[Exercise data]

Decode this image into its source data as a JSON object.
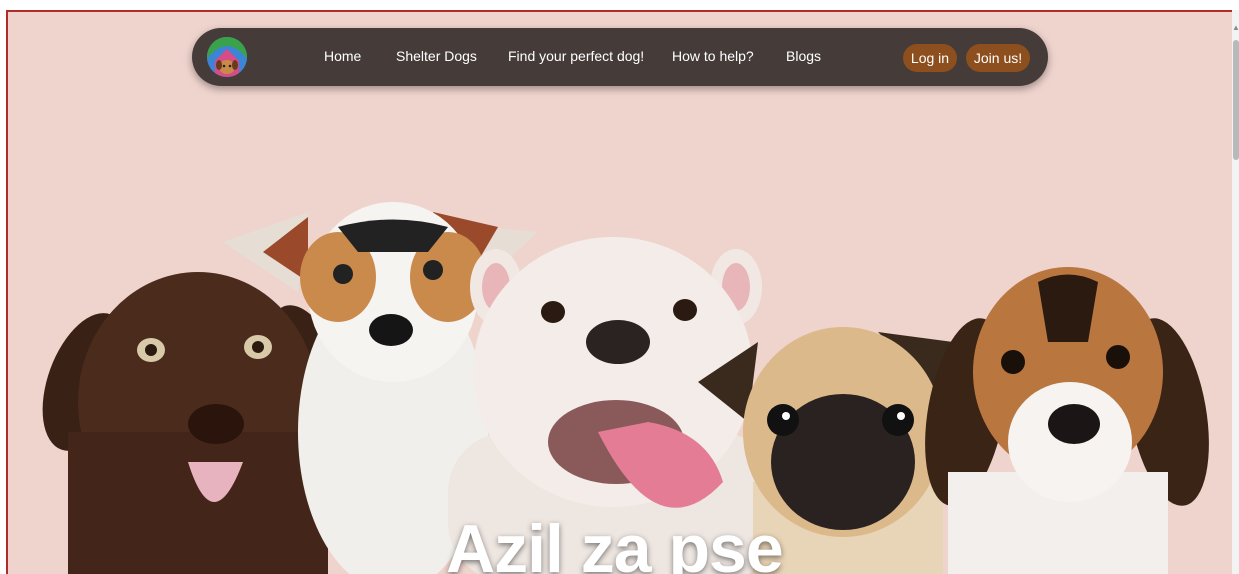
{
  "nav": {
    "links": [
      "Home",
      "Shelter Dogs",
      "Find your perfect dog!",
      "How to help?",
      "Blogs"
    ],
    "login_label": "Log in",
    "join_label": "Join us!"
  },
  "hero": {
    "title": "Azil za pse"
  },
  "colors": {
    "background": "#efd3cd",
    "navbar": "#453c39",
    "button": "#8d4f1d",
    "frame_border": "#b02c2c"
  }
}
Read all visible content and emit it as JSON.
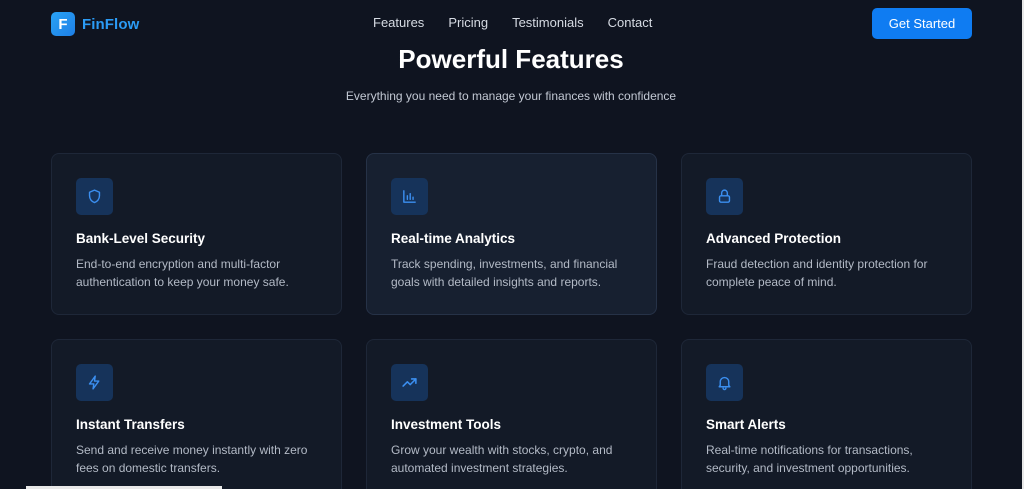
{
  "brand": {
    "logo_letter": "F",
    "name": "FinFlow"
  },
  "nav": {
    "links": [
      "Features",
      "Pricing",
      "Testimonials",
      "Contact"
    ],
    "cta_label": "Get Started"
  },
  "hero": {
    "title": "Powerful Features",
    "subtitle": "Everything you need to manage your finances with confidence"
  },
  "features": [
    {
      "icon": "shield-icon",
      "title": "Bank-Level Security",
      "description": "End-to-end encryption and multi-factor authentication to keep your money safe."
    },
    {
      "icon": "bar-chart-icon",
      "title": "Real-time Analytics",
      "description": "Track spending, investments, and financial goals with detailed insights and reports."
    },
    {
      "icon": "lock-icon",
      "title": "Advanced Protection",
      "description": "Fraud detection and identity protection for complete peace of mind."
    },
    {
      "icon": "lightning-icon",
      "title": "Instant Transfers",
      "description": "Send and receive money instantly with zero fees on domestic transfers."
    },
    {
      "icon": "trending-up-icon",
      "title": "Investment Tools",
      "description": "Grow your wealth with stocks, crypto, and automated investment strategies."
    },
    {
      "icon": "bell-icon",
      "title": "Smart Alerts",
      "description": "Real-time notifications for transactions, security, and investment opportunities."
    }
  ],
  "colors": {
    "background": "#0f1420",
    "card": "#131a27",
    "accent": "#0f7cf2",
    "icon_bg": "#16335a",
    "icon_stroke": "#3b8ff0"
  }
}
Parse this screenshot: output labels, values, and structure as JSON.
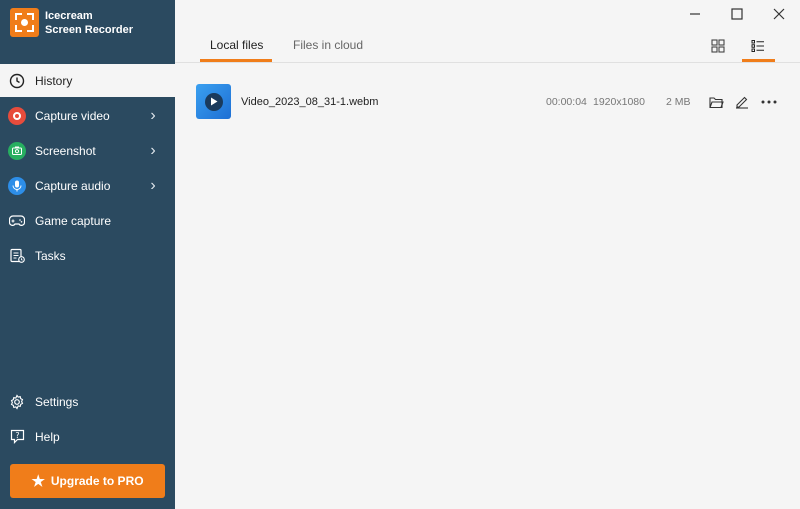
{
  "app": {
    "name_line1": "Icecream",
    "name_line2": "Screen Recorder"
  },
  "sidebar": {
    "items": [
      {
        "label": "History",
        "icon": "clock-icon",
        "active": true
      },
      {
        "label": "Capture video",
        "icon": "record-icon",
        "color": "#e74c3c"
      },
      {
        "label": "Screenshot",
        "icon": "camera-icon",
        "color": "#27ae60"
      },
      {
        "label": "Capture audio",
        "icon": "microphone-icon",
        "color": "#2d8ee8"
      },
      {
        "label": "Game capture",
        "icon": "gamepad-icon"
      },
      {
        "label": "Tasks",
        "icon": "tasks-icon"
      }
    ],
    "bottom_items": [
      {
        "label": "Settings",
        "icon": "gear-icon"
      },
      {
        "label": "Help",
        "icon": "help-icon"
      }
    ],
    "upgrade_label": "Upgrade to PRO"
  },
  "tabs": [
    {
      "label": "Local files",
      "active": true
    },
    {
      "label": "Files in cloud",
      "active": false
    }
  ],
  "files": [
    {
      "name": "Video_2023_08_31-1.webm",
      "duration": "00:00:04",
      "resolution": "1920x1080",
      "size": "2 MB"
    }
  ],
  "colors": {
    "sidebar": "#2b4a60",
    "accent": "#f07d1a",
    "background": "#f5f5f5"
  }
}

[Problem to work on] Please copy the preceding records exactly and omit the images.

[Answer section]
Decode this image into its source data as a JSON object.
{
  "nav": {
    "links": [
      "Home",
      "Shelter Dogs",
      "Find your perfect dog!",
      "How to help?",
      "Blogs"
    ],
    "login_label": "Log in",
    "join_label": "Join us!"
  },
  "hero": {
    "title": "Azil za pse"
  },
  "colors": {
    "background": "#efd3cd",
    "navbar": "#453c39",
    "button": "#8d4f1d",
    "frame_border": "#b02c2c"
  }
}
Read all visible content and emit it as JSON.
{
  "brand": {
    "logo_letter": "F",
    "name": "FinFlow"
  },
  "nav": {
    "links": [
      "Features",
      "Pricing",
      "Testimonials",
      "Contact"
    ],
    "cta_label": "Get Started"
  },
  "hero": {
    "title": "Powerful Features",
    "subtitle": "Everything you need to manage your finances with confidence"
  },
  "features": [
    {
      "icon": "shield-icon",
      "title": "Bank-Level Security",
      "description": "End-to-end encryption and multi-factor authentication to keep your money safe."
    },
    {
      "icon": "bar-chart-icon",
      "title": "Real-time Analytics",
      "description": "Track spending, investments, and financial goals with detailed insights and reports."
    },
    {
      "icon": "lock-icon",
      "title": "Advanced Protection",
      "description": "Fraud detection and identity protection for complete peace of mind."
    },
    {
      "icon": "lightning-icon",
      "title": "Instant Transfers",
      "description": "Send and receive money instantly with zero fees on domestic transfers."
    },
    {
      "icon": "trending-up-icon",
      "title": "Investment Tools",
      "description": "Grow your wealth with stocks, crypto, and automated investment strategies."
    },
    {
      "icon": "bell-icon",
      "title": "Smart Alerts",
      "description": "Real-time notifications for transactions, security, and investment opportunities."
    }
  ],
  "colors": {
    "background": "#0f1420",
    "card": "#131a27",
    "accent": "#0f7cf2",
    "icon_bg": "#16335a",
    "icon_stroke": "#3b8ff0"
  }
}
Parse this screenshot: output labels, values, and structure as JSON.
{
  "app": {
    "name_line1": "Icecream",
    "name_line2": "Screen Recorder"
  },
  "sidebar": {
    "items": [
      {
        "label": "History",
        "icon": "clock-icon",
        "active": true
      },
      {
        "label": "Capture video",
        "icon": "record-icon",
        "color": "#e74c3c"
      },
      {
        "label": "Screenshot",
        "icon": "camera-icon",
        "color": "#27ae60"
      },
      {
        "label": "Capture audio",
        "icon": "microphone-icon",
        "color": "#2d8ee8"
      },
      {
        "label": "Game capture",
        "icon": "gamepad-icon"
      },
      {
        "label": "Tasks",
        "icon": "tasks-icon"
      }
    ],
    "bottom_items": [
      {
        "label": "Settings",
        "icon": "gear-icon"
      },
      {
        "label": "Help",
        "icon": "help-icon"
      }
    ],
    "upgrade_label": "Upgrade to PRO"
  },
  "tabs": [
    {
      "label": "Local files",
      "active": true
    },
    {
      "label": "Files in cloud",
      "active": false
    }
  ],
  "files": [
    {
      "name": "Video_2023_08_31-1.webm",
      "duration": "00:00:04",
      "resolution": "1920x1080",
      "size": "2 MB"
    }
  ],
  "colors": {
    "sidebar": "#2b4a60",
    "accent": "#f07d1a",
    "background": "#f5f5f5"
  }
}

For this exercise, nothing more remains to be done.